[Opening Source data section]

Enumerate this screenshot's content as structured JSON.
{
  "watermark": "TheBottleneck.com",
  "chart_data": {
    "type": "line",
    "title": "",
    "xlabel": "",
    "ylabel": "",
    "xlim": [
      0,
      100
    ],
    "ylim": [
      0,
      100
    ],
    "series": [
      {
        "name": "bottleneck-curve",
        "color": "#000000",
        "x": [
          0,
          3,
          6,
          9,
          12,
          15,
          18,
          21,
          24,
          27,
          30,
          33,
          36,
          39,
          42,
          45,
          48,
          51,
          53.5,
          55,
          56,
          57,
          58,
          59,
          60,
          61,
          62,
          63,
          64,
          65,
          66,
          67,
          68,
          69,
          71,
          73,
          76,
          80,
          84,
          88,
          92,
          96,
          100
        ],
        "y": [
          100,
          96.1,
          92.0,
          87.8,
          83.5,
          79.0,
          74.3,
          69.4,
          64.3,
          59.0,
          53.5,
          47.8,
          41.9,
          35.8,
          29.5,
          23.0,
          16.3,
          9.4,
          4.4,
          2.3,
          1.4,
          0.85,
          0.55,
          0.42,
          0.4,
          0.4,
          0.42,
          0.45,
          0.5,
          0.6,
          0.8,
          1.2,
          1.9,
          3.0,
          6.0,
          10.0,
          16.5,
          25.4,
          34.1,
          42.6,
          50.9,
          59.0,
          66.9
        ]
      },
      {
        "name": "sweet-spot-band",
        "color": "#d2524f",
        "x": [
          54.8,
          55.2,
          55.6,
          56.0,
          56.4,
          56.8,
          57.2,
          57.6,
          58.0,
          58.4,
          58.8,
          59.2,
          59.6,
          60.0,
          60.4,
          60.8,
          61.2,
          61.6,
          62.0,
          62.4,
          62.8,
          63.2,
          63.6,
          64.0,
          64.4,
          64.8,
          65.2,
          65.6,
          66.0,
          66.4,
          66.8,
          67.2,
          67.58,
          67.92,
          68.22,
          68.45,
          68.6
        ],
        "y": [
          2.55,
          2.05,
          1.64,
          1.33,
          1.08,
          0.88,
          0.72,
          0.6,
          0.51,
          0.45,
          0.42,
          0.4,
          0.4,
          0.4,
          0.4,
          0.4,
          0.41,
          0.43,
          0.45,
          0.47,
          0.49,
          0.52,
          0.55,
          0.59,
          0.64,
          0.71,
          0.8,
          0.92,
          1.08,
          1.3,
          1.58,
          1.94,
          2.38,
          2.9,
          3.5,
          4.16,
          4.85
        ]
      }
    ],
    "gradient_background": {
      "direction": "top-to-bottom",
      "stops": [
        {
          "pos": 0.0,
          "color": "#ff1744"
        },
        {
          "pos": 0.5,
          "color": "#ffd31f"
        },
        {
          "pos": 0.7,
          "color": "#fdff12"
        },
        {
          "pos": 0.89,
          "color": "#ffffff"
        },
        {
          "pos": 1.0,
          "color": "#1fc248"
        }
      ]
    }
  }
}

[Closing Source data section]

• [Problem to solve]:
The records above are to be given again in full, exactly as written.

• [Solution to this exercise]:
Enumerate this screenshot's content as structured JSON.
{
  "watermark": "TheBottleneck.com",
  "chart_data": {
    "type": "line",
    "title": "",
    "xlabel": "",
    "ylabel": "",
    "xlim": [
      0,
      100
    ],
    "ylim": [
      0,
      100
    ],
    "series": [
      {
        "name": "bottleneck-curve",
        "color": "#000000",
        "x": [
          0,
          3,
          6,
          9,
          12,
          15,
          18,
          21,
          24,
          27,
          30,
          33,
          36,
          39,
          42,
          45,
          48,
          51,
          53.5,
          55,
          56,
          57,
          58,
          59,
          60,
          61,
          62,
          63,
          64,
          65,
          66,
          67,
          68,
          69,
          71,
          73,
          76,
          80,
          84,
          88,
          92,
          96,
          100
        ],
        "y": [
          100,
          96.1,
          92.0,
          87.8,
          83.5,
          79.0,
          74.3,
          69.4,
          64.3,
          59.0,
          53.5,
          47.8,
          41.9,
          35.8,
          29.5,
          23.0,
          16.3,
          9.4,
          4.4,
          2.3,
          1.4,
          0.85,
          0.55,
          0.42,
          0.4,
          0.4,
          0.42,
          0.45,
          0.5,
          0.6,
          0.8,
          1.2,
          1.9,
          3.0,
          6.0,
          10.0,
          16.5,
          25.4,
          34.1,
          42.6,
          50.9,
          59.0,
          66.9
        ]
      },
      {
        "name": "sweet-spot-band",
        "color": "#d2524f",
        "x": [
          54.8,
          55.2,
          55.6,
          56.0,
          56.4,
          56.8,
          57.2,
          57.6,
          58.0,
          58.4,
          58.8,
          59.2,
          59.6,
          60.0,
          60.4,
          60.8,
          61.2,
          61.6,
          62.0,
          62.4,
          62.8,
          63.2,
          63.6,
          64.0,
          64.4,
          64.8,
          65.2,
          65.6,
          66.0,
          66.4,
          66.8,
          67.2,
          67.58,
          67.92,
          68.22,
          68.45,
          68.6
        ],
        "y": [
          2.55,
          2.05,
          1.64,
          1.33,
          1.08,
          0.88,
          0.72,
          0.6,
          0.51,
          0.45,
          0.42,
          0.4,
          0.4,
          0.4,
          0.4,
          0.4,
          0.41,
          0.43,
          0.45,
          0.47,
          0.49,
          0.52,
          0.55,
          0.59,
          0.64,
          0.71,
          0.8,
          0.92,
          1.08,
          1.3,
          1.58,
          1.94,
          2.38,
          2.9,
          3.5,
          4.16,
          4.85
        ]
      }
    ],
    "gradient_background": {
      "direction": "top-to-bottom",
      "stops": [
        {
          "pos": 0.0,
          "color": "#ff1744"
        },
        {
          "pos": 0.5,
          "color": "#ffd31f"
        },
        {
          "pos": 0.7,
          "color": "#fdff12"
        },
        {
          "pos": 0.89,
          "color": "#ffffff"
        },
        {
          "pos": 1.0,
          "color": "#1fc248"
        }
      ]
    }
  }
}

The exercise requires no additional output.